* [THE TASK]
Which of the lines below include "Exponent"? Each one should be copied out.

* [GIVEN ENTRIES]
⁂
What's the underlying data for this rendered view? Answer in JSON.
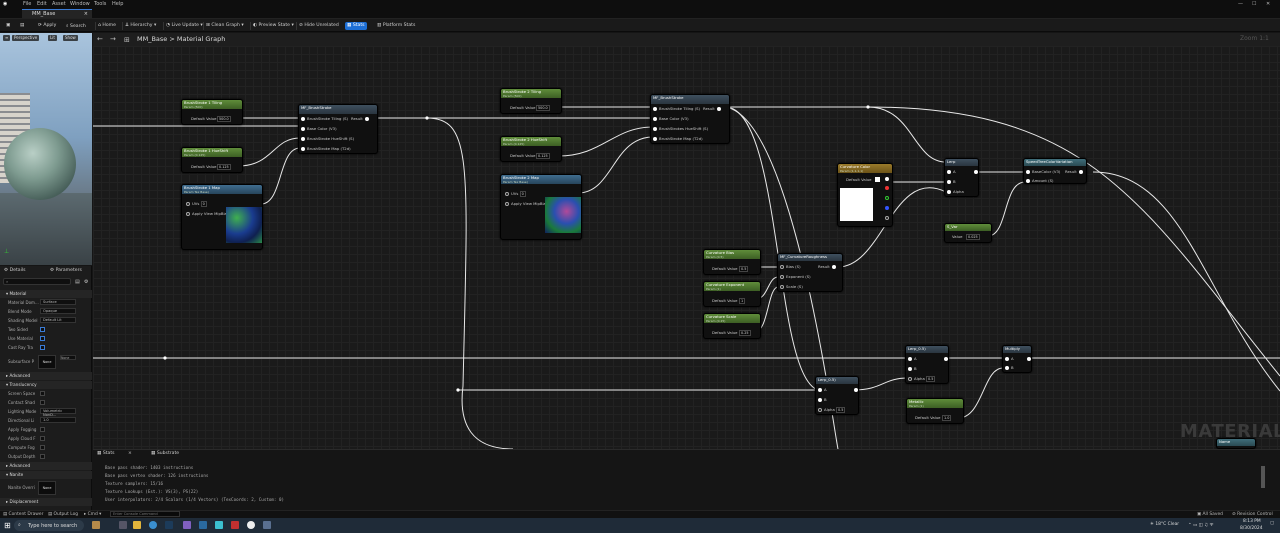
{
  "menu": [
    "File",
    "Edit",
    "Asset",
    "Window",
    "Tools",
    "Help"
  ],
  "tab": {
    "title": "MM_Base"
  },
  "toolbar": {
    "apply": "Apply",
    "search": "Search",
    "home": "Home",
    "hierarchy": "Hierarchy",
    "live_update": "Live Update",
    "clean_graph": "Clean Graph",
    "preview_state": "Preview State",
    "hide_unrelated": "Hide Unrelated",
    "stats": "Stats",
    "platform_stats": "Platform Stats"
  },
  "viewport": {
    "perspective": "Perspective",
    "lit": "Lit",
    "show": "Show"
  },
  "details": {
    "tab_details": "Details",
    "tab_parameters": "Parameters",
    "sections": {
      "material": "Material",
      "advanced": "Advanced",
      "translucency": "Translucency",
      "advanced2": "Advanced",
      "nanite": "Nanite",
      "displacement": "Displacement"
    },
    "rows": [
      {
        "label": "Material Dom...",
        "value": "Surface"
      },
      {
        "label": "Blend Mode",
        "value": "Opaque"
      },
      {
        "label": "Shading Model",
        "value": "Default Lit"
      },
      {
        "label": "Two Sided",
        "value": ""
      },
      {
        "label": "Use Material",
        "value": ""
      },
      {
        "label": "Cast Ray Tra",
        "value": ""
      }
    ],
    "subsurface_label": "Subsurface P",
    "none_label": "None",
    "trans_rows": [
      "Screen Space",
      "Contact Shad",
      "Lighting Mode",
      "Directional Li",
      "Apply Fogging",
      "Apply Cloud F",
      "Compute Fog",
      "Output Depth"
    ],
    "lighting_mode_value": "Volumetric NonD...",
    "directional_value": "1.0",
    "nanite_label": "Nanite Overri",
    "nanite_value": "None"
  },
  "graph": {
    "breadcrumb_root": "MM_Base",
    "breadcrumb_sep": ">",
    "breadcrumb_leaf": "Material Graph",
    "zoom": "Zoom 1:1",
    "watermark": "MATERIAL"
  },
  "nodes": {
    "bs1_tiling": {
      "title": "BrushStroke 1 Tiling",
      "sub": "Param (500)",
      "label": "Default Value",
      "value": "500.0"
    },
    "bs1_hueshift": {
      "title": "BrushStroke 1 HueShift",
      "sub": "Param (0.125)",
      "label": "Default Value",
      "value": "0.125"
    },
    "bs1_map": {
      "title": "BrushStroke 1 Map",
      "sub": "Param Tex Base)",
      "uvs": "UVs",
      "uvs_val": "0",
      "apply": "Apply View MipBias"
    },
    "mf_bs1": {
      "title": "MF_BrushStroke",
      "result": "Result",
      "pins": [
        "BrushStroke Tiling (S)",
        "Base Color (V3)",
        "BrushStroke HueShift (S)",
        "BrushStroke Map (T2d)"
      ]
    },
    "bs2_tiling": {
      "title": "BrushStroke 2 Tiling",
      "sub": "Param (500)",
      "label": "Default Value",
      "value": "500.0"
    },
    "bs2_hueshift": {
      "title": "BrushStroke 2 HueShift",
      "sub": "Param (0.125)",
      "label": "Default Value",
      "value": "0.125"
    },
    "bs2_map": {
      "title": "BrushStroke 2 Map",
      "sub": "Param Tex Base)",
      "uvs": "UVs",
      "uvs_val": "0",
      "apply": "Apply View MipBias"
    },
    "mf_bs2": {
      "title": "MF_BrushStroke",
      "result": "Result",
      "pins": [
        "BrushStroke Tiling (S)",
        "Base Color (V3)",
        "BrushStrokes HueShift (S)",
        "BrushStroke Map (T2d)"
      ]
    },
    "curv_color": {
      "title": "Curvature Color",
      "sub": "Param (1,1,1,1)",
      "label": "Default Value"
    },
    "lerp1": {
      "title": "Lerp",
      "a": "A",
      "b": "B",
      "alpha": "Alpha"
    },
    "speed_tree": {
      "title": "SpeedTreeColorVariation",
      "result": "Result",
      "base": "BaseColor (V3)",
      "amount": "Amount (S)"
    },
    "s_param": {
      "title": "S_Var",
      "label": "Value",
      "value": "0.025"
    },
    "curv_bias": {
      "title": "Curvature Bias",
      "sub": "Param (0.5)",
      "label": "Default Value",
      "value": "0.5"
    },
    "curv_exp": {
      "title": "Curvature Exponent",
      "sub": "Param (1)",
      "label": "Default Value",
      "value": "1"
    },
    "curv_scale": {
      "title": "Curvature Scale",
      "sub": "Param (0.25)",
      "label": "Default Value",
      "value": "0.25"
    },
    "mf_curv": {
      "title": "MF_CurvatureRoughness",
      "result": "Result",
      "pins": [
        "Bias (S)",
        "Exponent (S)",
        "Scale (S)"
      ]
    },
    "lerp2": {
      "title": "Lerp_0.5)",
      "a": "A",
      "b": "B",
      "alpha": "Alpha",
      "alpha_val": "0.5"
    },
    "lerp3": {
      "title": "Lerp_0.5)",
      "a": "A",
      "b": "B",
      "alpha": "Alpha",
      "alpha_val": "0.5"
    },
    "multiply": {
      "title": "Multiply",
      "a": "A",
      "b": "B"
    },
    "metallic": {
      "title": "Metallic",
      "sub": "Param (1)",
      "label": "Default Value",
      "value": "1.0"
    },
    "corner": {
      "title": "Name"
    }
  },
  "stats": {
    "tab_stats": "Stats",
    "tab_substrate": "Substrate",
    "lines": [
      "Base pass shader: 1403 instructions",
      "Base pass vertex shader: 126 instructions",
      "Texture samplers: 15/16",
      "Texture Lookups (Est.): VS(3), PS(22)",
      "User interpolators: 2/4 Scalars (1/4 Vectors) (TexCoords: 2, Custom: 0)"
    ]
  },
  "bottom": {
    "content_drawer": "Content Drawer",
    "output_log": "Output Log",
    "cmd": "Cmd",
    "cmd_placeholder": "Enter Console Command",
    "all_saved": "All Saved",
    "revision": "Revision Control"
  },
  "taskbar": {
    "search": "Type here to search",
    "weather": "18°C  Clear",
    "time": "8:13 PM",
    "date": "8/30/2024"
  }
}
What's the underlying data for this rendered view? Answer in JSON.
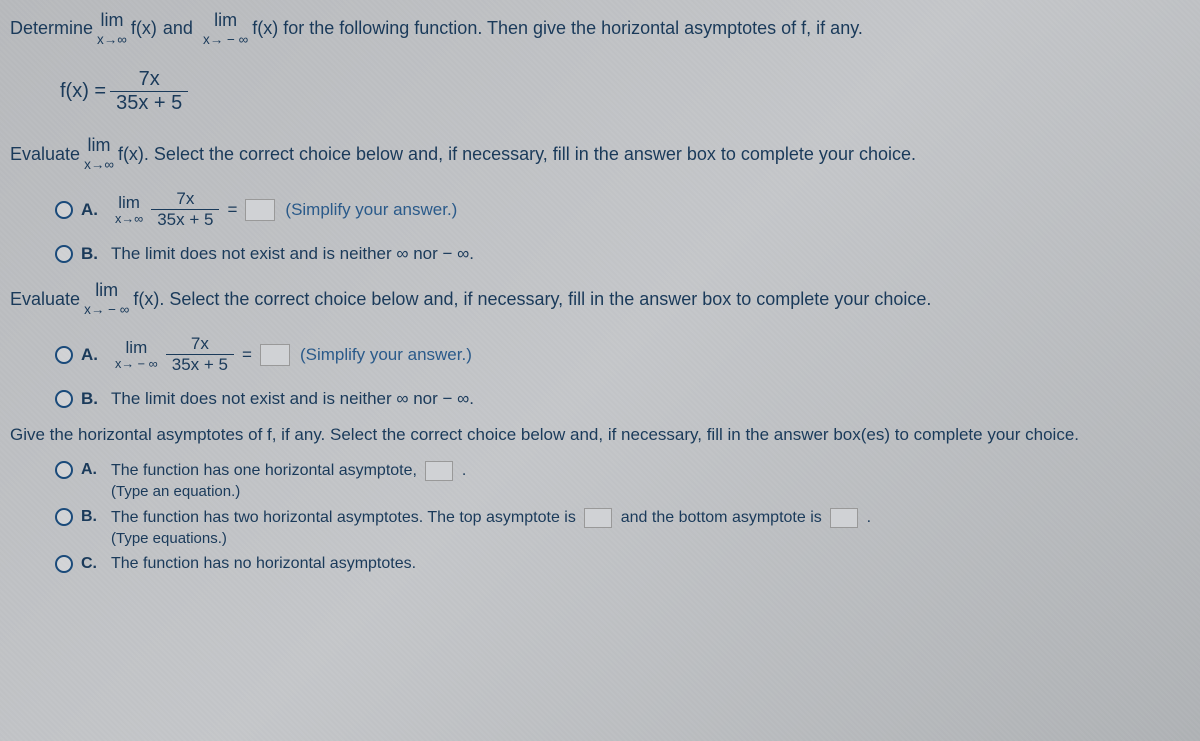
{
  "intro": {
    "part1": "Determine",
    "lim1_top": "lim",
    "lim1_bottom": "x→∞",
    "func": "f(x)",
    "and": "and",
    "lim2_top": "lim",
    "lim2_bottom": "x→ − ∞",
    "part2": "f(x) for the following function. Then give the horizontal asymptotes of f, if any."
  },
  "function": {
    "lhs": "f(x) =",
    "num": "7x",
    "den": "35x + 5"
  },
  "eval1": {
    "text1": "Evaluate",
    "lim_top": "lim",
    "lim_bottom": "x→∞",
    "text2": "f(x). Select the correct choice below and, if necessary, fill in the answer box to complete your choice."
  },
  "choice1": {
    "a_label": "A.",
    "a_lim_top": "lim",
    "a_lim_bottom": "x→∞",
    "a_num": "7x",
    "a_den": "35x + 5",
    "a_equals": "=",
    "a_hint": "(Simplify your answer.)",
    "b_label": "B.",
    "b_text": "The limit does not exist and is neither ∞ nor − ∞."
  },
  "eval2": {
    "text1": "Evaluate",
    "lim_top": "lim",
    "lim_bottom": "x→ − ∞",
    "text2": "f(x). Select the correct choice below and, if necessary, fill in the answer box to complete your choice."
  },
  "choice2": {
    "a_label": "A.",
    "a_lim_top": "lim",
    "a_lim_bottom": "x→ − ∞",
    "a_num": "7x",
    "a_den": "35x + 5",
    "a_equals": "=",
    "a_hint": "(Simplify your answer.)",
    "b_label": "B.",
    "b_text": "The limit does not exist and is neither ∞ nor − ∞."
  },
  "asymptote": {
    "question": "Give the horizontal asymptotes of f, if any. Select the correct choice below and, if necessary, fill in the answer box(es) to complete your choice.",
    "a_label": "A.",
    "a_text": "The function has one horizontal asymptote,",
    "a_sub": "(Type an equation.)",
    "b_label": "B.",
    "b_text1": "The function has two horizontal asymptotes. The top asymptote is",
    "b_text2": "and the bottom asymptote is",
    "b_sub": "(Type equations.)",
    "c_label": "C.",
    "c_text": "The function has no horizontal asymptotes."
  }
}
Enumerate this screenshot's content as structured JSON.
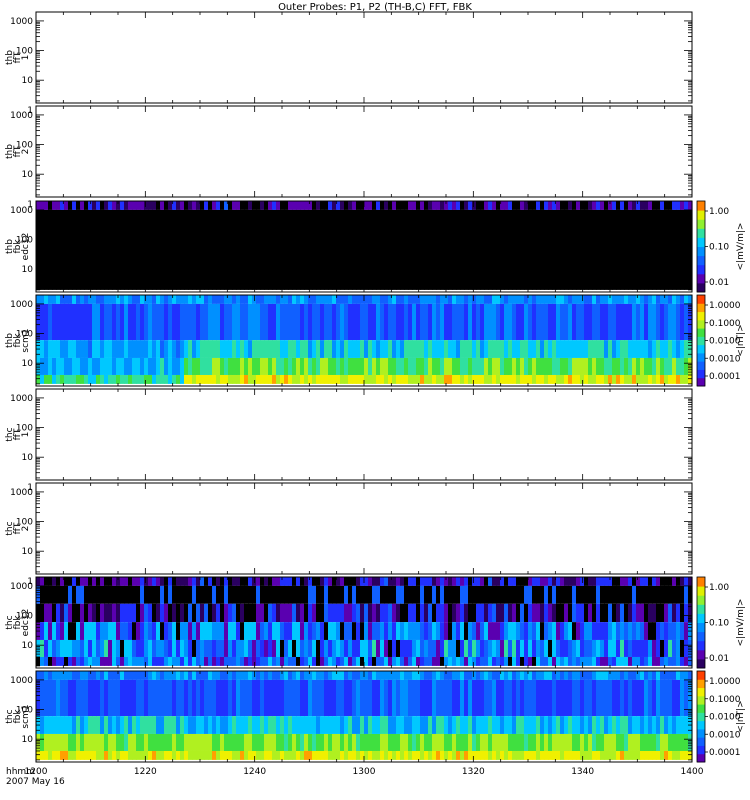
{
  "title": "Outer Probes: P1, P2 (TH-B,C) FFT, FBK",
  "time_axis": {
    "label_line1": "hhmm",
    "label_line2": "2007 May 16",
    "ticks": [
      "1200",
      "1220",
      "1240",
      "1300",
      "1320",
      "1340",
      "1400"
    ]
  },
  "colorbars": {
    "efield": {
      "label": "<|mV/m|>",
      "ticks": [
        "1.00",
        "0.10",
        "0.01"
      ]
    },
    "bfield": {
      "label": "<|nT|>",
      "ticks": [
        "1.0000",
        "0.1000",
        "0.0100",
        "0.0010",
        "0.0001"
      ]
    }
  },
  "colors": {
    "panel_blue": "#2030ff",
    "cyan": "#00c8ff",
    "green": "#30e030",
    "yellow": "#f0f000",
    "orange": "#ff8000",
    "black": "#000000"
  },
  "chart_data": [
    {
      "type": "heatmap",
      "panel": "thb ffT 1",
      "ylabel": [
        "thb",
        "ffT",
        "1"
      ],
      "yticks": [
        "1000",
        "100",
        "10",
        "1"
      ],
      "ylim": [
        1,
        1000
      ],
      "yscale": "log",
      "data": "none"
    },
    {
      "type": "heatmap",
      "panel": "thb ffT 2",
      "ylabel": [
        "thb",
        "ffT",
        "2"
      ],
      "yticks": [
        "1000",
        "100",
        "10",
        "1"
      ],
      "ylim": [
        1,
        1000
      ],
      "yscale": "log",
      "data": "none"
    },
    {
      "type": "heatmap",
      "panel": "thb fbk edc12",
      "ylabel": [
        "thb",
        "fbk",
        "edc12"
      ],
      "yticks": [
        "1000",
        "100",
        "10"
      ],
      "yscale": "log",
      "colorbar": "efield",
      "bands": [
        {
          "freq_hz_min": 1000,
          "freq_hz_max": 2000,
          "value": 0.01
        },
        {
          "freq_hz_min": 2,
          "freq_hz_max": 1000,
          "value": "below range"
        }
      ]
    },
    {
      "type": "heatmap",
      "panel": "thb fbk scm1",
      "ylabel": [
        "thb",
        "fbk",
        "scm1"
      ],
      "yticks": [
        "1000",
        "100",
        "10"
      ],
      "yscale": "log",
      "colorbar": "bfield",
      "bands": [
        {
          "freq_hz_min": 1000,
          "freq_hz_max": 2000,
          "before_1245": 0.001,
          "after_1245": 0.001
        },
        {
          "freq_hz_min": 60,
          "freq_hz_max": 1000,
          "before_1245": 0.0003,
          "after_1245": 0.0004
        },
        {
          "freq_hz_min": 15,
          "freq_hz_max": 60,
          "before_1245": 0.0015,
          "after_1245": 0.004
        },
        {
          "freq_hz_min": 4,
          "freq_hz_max": 15,
          "before_1245": 0.002,
          "after_1245": 0.02
        },
        {
          "freq_hz_min": 2,
          "freq_hz_max": 4,
          "before_1245": 0.01,
          "after_1245": 0.1
        }
      ]
    },
    {
      "type": "heatmap",
      "panel": "thc ffT 1",
      "ylabel": [
        "thc",
        "ffT",
        "1"
      ],
      "yticks": [
        "1000",
        "100",
        "10",
        "1"
      ],
      "ylim": [
        1,
        1000
      ],
      "yscale": "log",
      "data": "none"
    },
    {
      "type": "heatmap",
      "panel": "thc ffT 2",
      "ylabel": [
        "thc",
        "ffT",
        "2"
      ],
      "yticks": [
        "1000",
        "100",
        "10",
        "1"
      ],
      "ylim": [
        1,
        1000
      ],
      "yscale": "log",
      "data": "none"
    },
    {
      "type": "heatmap",
      "panel": "thc fbk edc12",
      "ylabel": [
        "thc",
        "fbk",
        "edc12"
      ],
      "yticks": [
        "1000",
        "100",
        "10"
      ],
      "yscale": "log",
      "colorbar": "efield",
      "bands": [
        {
          "freq_hz_min": 1000,
          "freq_hz_max": 2000,
          "value": 0.01
        },
        {
          "freq_hz_min": 250,
          "freq_hz_max": 1000,
          "value": "mostly below range"
        },
        {
          "freq_hz_min": 60,
          "freq_hz_max": 250,
          "value": 0.015
        },
        {
          "freq_hz_min": 15,
          "freq_hz_max": 60,
          "value": 0.05
        },
        {
          "freq_hz_min": 4,
          "freq_hz_max": 15,
          "value": 0.06
        },
        {
          "freq_hz_min": 2,
          "freq_hz_max": 4,
          "value": 0.05
        }
      ]
    },
    {
      "type": "heatmap",
      "panel": "thc fbk scm1",
      "ylabel": [
        "thc",
        "fbk",
        "scm1"
      ],
      "yticks": [
        "1000",
        "100",
        "10"
      ],
      "yscale": "log",
      "colorbar": "bfield",
      "bands": [
        {
          "freq_hz_min": 1000,
          "freq_hz_max": 2000,
          "value": 0.001
        },
        {
          "freq_hz_min": 60,
          "freq_hz_max": 1000,
          "value": 0.0003
        },
        {
          "freq_hz_min": 15,
          "freq_hz_max": 60,
          "value": 0.003
        },
        {
          "freq_hz_min": 4,
          "freq_hz_max": 15,
          "value": 0.03
        },
        {
          "freq_hz_min": 2,
          "freq_hz_max": 4,
          "value": 0.1
        }
      ]
    }
  ]
}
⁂
* [WRITTEN RESPONSE]
      "title": "Curvature Exponent",
        "Exponent (S)",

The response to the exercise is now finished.